* Work to be completed
From the first line to the last, print the data exactly as it appears.

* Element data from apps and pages

BEGIN

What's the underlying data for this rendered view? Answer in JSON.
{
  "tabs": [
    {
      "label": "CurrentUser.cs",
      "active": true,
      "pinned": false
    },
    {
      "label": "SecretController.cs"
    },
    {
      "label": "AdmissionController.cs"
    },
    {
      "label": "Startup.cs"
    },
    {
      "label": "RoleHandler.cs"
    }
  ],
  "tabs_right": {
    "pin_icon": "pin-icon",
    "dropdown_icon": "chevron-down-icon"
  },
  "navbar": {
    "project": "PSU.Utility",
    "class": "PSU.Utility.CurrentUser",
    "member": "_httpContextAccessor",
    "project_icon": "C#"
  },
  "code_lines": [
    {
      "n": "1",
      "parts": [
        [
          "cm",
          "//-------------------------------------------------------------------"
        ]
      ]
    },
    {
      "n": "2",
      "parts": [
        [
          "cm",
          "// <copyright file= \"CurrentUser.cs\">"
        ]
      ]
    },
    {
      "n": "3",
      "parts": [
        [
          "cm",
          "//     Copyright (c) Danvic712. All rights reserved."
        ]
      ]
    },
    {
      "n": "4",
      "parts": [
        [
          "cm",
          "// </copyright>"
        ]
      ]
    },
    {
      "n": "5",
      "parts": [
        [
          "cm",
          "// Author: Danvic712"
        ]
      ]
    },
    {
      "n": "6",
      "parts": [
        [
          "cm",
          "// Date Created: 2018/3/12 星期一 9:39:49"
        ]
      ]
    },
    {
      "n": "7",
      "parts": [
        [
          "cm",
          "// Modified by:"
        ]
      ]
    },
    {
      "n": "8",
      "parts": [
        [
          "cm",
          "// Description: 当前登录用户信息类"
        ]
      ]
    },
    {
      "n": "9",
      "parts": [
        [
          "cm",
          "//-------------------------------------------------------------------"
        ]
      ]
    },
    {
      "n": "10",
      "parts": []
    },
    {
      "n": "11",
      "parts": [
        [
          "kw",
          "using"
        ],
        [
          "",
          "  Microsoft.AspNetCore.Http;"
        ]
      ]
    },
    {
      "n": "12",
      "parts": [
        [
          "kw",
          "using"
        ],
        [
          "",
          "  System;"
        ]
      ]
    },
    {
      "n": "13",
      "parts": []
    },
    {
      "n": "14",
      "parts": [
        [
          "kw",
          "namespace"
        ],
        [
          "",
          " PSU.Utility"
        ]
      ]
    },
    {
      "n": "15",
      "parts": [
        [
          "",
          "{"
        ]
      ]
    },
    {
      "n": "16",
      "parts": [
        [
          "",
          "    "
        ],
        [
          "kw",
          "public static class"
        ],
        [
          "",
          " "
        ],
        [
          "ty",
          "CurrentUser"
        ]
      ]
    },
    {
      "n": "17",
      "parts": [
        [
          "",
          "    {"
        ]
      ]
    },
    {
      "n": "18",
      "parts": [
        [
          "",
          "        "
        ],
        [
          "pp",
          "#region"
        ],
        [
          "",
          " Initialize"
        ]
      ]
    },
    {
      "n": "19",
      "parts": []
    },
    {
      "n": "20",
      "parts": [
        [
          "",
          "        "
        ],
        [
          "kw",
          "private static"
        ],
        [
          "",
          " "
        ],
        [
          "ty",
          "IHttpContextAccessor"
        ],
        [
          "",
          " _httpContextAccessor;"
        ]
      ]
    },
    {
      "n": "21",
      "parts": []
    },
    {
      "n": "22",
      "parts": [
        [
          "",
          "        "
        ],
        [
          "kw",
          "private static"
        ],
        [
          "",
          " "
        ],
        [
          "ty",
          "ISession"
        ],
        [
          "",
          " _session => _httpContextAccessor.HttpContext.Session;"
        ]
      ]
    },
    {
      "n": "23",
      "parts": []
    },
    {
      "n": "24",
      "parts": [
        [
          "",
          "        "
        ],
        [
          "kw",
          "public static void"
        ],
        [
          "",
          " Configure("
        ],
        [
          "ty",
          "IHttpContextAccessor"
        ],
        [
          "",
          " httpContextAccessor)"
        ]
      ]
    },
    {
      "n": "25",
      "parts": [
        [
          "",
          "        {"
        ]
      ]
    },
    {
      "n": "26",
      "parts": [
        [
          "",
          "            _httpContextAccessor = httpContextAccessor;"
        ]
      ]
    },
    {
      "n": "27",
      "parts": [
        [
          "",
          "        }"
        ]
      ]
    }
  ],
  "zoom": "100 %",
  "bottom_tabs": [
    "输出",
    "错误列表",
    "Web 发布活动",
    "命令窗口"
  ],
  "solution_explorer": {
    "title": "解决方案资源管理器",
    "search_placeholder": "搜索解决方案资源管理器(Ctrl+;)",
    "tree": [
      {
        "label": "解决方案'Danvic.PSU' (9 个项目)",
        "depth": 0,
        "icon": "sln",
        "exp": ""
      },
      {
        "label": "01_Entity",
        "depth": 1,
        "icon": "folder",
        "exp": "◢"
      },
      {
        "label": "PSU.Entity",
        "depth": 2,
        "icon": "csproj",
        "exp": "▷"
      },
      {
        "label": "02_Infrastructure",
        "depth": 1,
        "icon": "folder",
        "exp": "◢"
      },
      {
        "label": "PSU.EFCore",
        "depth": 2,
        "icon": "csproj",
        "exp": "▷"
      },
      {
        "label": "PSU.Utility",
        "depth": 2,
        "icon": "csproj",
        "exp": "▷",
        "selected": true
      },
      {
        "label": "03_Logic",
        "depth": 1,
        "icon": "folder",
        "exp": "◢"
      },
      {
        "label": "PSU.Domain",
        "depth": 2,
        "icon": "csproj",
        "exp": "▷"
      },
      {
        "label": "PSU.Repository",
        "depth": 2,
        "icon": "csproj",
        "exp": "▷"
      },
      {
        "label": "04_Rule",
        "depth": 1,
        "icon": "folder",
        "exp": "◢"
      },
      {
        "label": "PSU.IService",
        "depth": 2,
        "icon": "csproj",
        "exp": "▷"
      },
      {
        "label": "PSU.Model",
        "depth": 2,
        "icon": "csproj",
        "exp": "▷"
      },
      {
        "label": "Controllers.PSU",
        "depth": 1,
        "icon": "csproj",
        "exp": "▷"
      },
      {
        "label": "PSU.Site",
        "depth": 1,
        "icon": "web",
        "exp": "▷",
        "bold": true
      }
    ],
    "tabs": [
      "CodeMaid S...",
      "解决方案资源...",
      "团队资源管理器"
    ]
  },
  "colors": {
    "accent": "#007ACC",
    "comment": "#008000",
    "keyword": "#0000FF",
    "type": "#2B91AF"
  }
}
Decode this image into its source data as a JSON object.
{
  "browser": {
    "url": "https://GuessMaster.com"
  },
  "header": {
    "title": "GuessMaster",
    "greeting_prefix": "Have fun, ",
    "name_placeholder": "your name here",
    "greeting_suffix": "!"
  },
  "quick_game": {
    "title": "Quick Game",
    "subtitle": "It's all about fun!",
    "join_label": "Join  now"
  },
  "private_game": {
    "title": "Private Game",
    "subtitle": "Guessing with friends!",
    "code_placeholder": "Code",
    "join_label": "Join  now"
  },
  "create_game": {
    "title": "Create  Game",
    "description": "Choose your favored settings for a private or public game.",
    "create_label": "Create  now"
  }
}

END

* Expected answer
What's the underlying data for this rendered view? Answer in JSON.
{
  "tabs": [
    {
      "label": "CurrentUser.cs",
      "active": true,
      "pinned": false
    },
    {
      "label": "SecretController.cs"
    },
    {
      "label": "AdmissionController.cs"
    },
    {
      "label": "Startup.cs"
    },
    {
      "label": "RoleHandler.cs"
    }
  ],
  "tabs_right": {
    "pin_icon": "pin-icon",
    "dropdown_icon": "chevron-down-icon"
  },
  "navbar": {
    "project": "PSU.Utility",
    "class": "PSU.Utility.CurrentUser",
    "member": "_httpContextAccessor",
    "project_icon": "C#"
  },
  "code_lines": [
    {
      "n": "1",
      "parts": [
        [
          "cm",
          "//-------------------------------------------------------------------"
        ]
      ]
    },
    {
      "n": "2",
      "parts": [
        [
          "cm",
          "// <copyright file= \"CurrentUser.cs\">"
        ]
      ]
    },
    {
      "n": "3",
      "parts": [
        [
          "cm",
          "//     Copyright (c) Danvic712. All rights reserved."
        ]
      ]
    },
    {
      "n": "4",
      "parts": [
        [
          "cm",
          "// </copyright>"
        ]
      ]
    },
    {
      "n": "5",
      "parts": [
        [
          "cm",
          "// Author: Danvic712"
        ]
      ]
    },
    {
      "n": "6",
      "parts": [
        [
          "cm",
          "// Date Created: 2018/3/12 星期一 9:39:49"
        ]
      ]
    },
    {
      "n": "7",
      "parts": [
        [
          "cm",
          "// Modified by:"
        ]
      ]
    },
    {
      "n": "8",
      "parts": [
        [
          "cm",
          "// Description: 当前登录用户信息类"
        ]
      ]
    },
    {
      "n": "9",
      "parts": [
        [
          "cm",
          "//-------------------------------------------------------------------"
        ]
      ]
    },
    {
      "n": "10",
      "parts": []
    },
    {
      "n": "11",
      "parts": [
        [
          "kw",
          "using"
        ],
        [
          "",
          "  Microsoft.AspNetCore.Http;"
        ]
      ]
    },
    {
      "n": "12",
      "parts": [
        [
          "kw",
          "using"
        ],
        [
          "",
          "  System;"
        ]
      ]
    },
    {
      "n": "13",
      "parts": []
    },
    {
      "n": "14",
      "parts": [
        [
          "kw",
          "namespace"
        ],
        [
          "",
          " PSU.Utility"
        ]
      ]
    },
    {
      "n": "15",
      "parts": [
        [
          "",
          "{"
        ]
      ]
    },
    {
      "n": "16",
      "parts": [
        [
          "",
          "    "
        ],
        [
          "kw",
          "public static class"
        ],
        [
          "",
          " "
        ],
        [
          "ty",
          "CurrentUser"
        ]
      ]
    },
    {
      "n": "17",
      "parts": [
        [
          "",
          "    {"
        ]
      ]
    },
    {
      "n": "18",
      "parts": [
        [
          "",
          "        "
        ],
        [
          "pp",
          "#region"
        ],
        [
          "",
          " Initialize"
        ]
      ]
    },
    {
      "n": "19",
      "parts": []
    },
    {
      "n": "20",
      "parts": [
        [
          "",
          "        "
        ],
        [
          "kw",
          "private static"
        ],
        [
          "",
          " "
        ],
        [
          "ty",
          "IHttpContextAccessor"
        ],
        [
          "",
          " _httpContextAccessor;"
        ]
      ]
    },
    {
      "n": "21",
      "parts": []
    },
    {
      "n": "22",
      "parts": [
        [
          "",
          "        "
        ],
        [
          "kw",
          "private static"
        ],
        [
          "",
          " "
        ],
        [
          "ty",
          "ISession"
        ],
        [
          "",
          " _session => _httpContextAccessor.HttpContext.Session;"
        ]
      ]
    },
    {
      "n": "23",
      "parts": []
    },
    {
      "n": "24",
      "parts": [
        [
          "",
          "        "
        ],
        [
          "kw",
          "public static void"
        ],
        [
          "",
          " Configure("
        ],
        [
          "ty",
          "IHttpContextAccessor"
        ],
        [
          "",
          " httpContextAccessor)"
        ]
      ]
    },
    {
      "n": "25",
      "parts": [
        [
          "",
          "        {"
        ]
      ]
    },
    {
      "n": "26",
      "parts": [
        [
          "",
          "            _httpContextAccessor = httpContextAccessor;"
        ]
      ]
    },
    {
      "n": "27",
      "parts": [
        [
          "",
          "        }"
        ]
      ]
    }
  ],
  "zoom": "100 %",
  "bottom_tabs": [
    "输出",
    "错误列表",
    "Web 发布活动",
    "命令窗口"
  ],
  "solution_explorer": {
    "title": "解决方案资源管理器",
    "search_placeholder": "搜索解决方案资源管理器(Ctrl+;)",
    "tree": [
      {
        "label": "解决方案'Danvic.PSU' (9 个项目)",
        "depth": 0,
        "icon": "sln",
        "exp": ""
      },
      {
        "label": "01_Entity",
        "depth": 1,
        "icon": "folder",
        "exp": "◢"
      },
      {
        "label": "PSU.Entity",
        "depth": 2,
        "icon": "csproj",
        "exp": "▷"
      },
      {
        "label": "02_Infrastructure",
        "depth": 1,
        "icon": "folder",
        "exp": "◢"
      },
      {
        "label": "PSU.EFCore",
        "depth": 2,
        "icon": "csproj",
        "exp": "▷"
      },
      {
        "label": "PSU.Utility",
        "depth": 2,
        "icon": "csproj",
        "exp": "▷",
        "selected": true
      },
      {
        "label": "03_Logic",
        "depth": 1,
        "icon": "folder",
        "exp": "◢"
      },
      {
        "label": "PSU.Domain",
        "depth": 2,
        "icon": "csproj",
        "exp": "▷"
      },
      {
        "label": "PSU.Repository",
        "depth": 2,
        "icon": "csproj",
        "exp": "▷"
      },
      {
        "label": "04_Rule",
        "depth": 1,
        "icon": "folder",
        "exp": "◢"
      },
      {
        "label": "PSU.IService",
        "depth": 2,
        "icon": "csproj",
        "exp": "▷"
      },
      {
        "label": "PSU.Model",
        "depth": 2,
        "icon": "csproj",
        "exp": "▷"
      },
      {
        "label": "Controllers.PSU",
        "depth": 1,
        "icon": "csproj",
        "exp": "▷"
      },
      {
        "label": "PSU.Site",
        "depth": 1,
        "icon": "web",
        "exp": "▷",
        "bold": true
      }
    ],
    "tabs": [
      "CodeMaid S...",
      "解决方案资源...",
      "团队资源管理器"
    ]
  },
  "colors": {
    "accent": "#007ACC",
    "comment": "#008000",
    "keyword": "#0000FF",
    "type": "#2B91AF"
  }
}
Decode this image into its source data as a JSON object.
{
  "browser": {
    "url": "https://GuessMaster.com"
  },
  "header": {
    "title": "GuessMaster",
    "greeting_prefix": "Have fun, ",
    "name_placeholder": "your name here",
    "greeting_suffix": "!"
  },
  "quick_game": {
    "title": "Quick Game",
    "subtitle": "It's all about fun!",
    "join_label": "Join  now"
  },
  "private_game": {
    "title": "Private Game",
    "subtitle": "Guessing with friends!",
    "code_placeholder": "Code",
    "join_label": "Join  now"
  },
  "create_game": {
    "title": "Create  Game",
    "description": "Choose your favored settings for a private or public game.",
    "create_label": "Create  now"
  }
}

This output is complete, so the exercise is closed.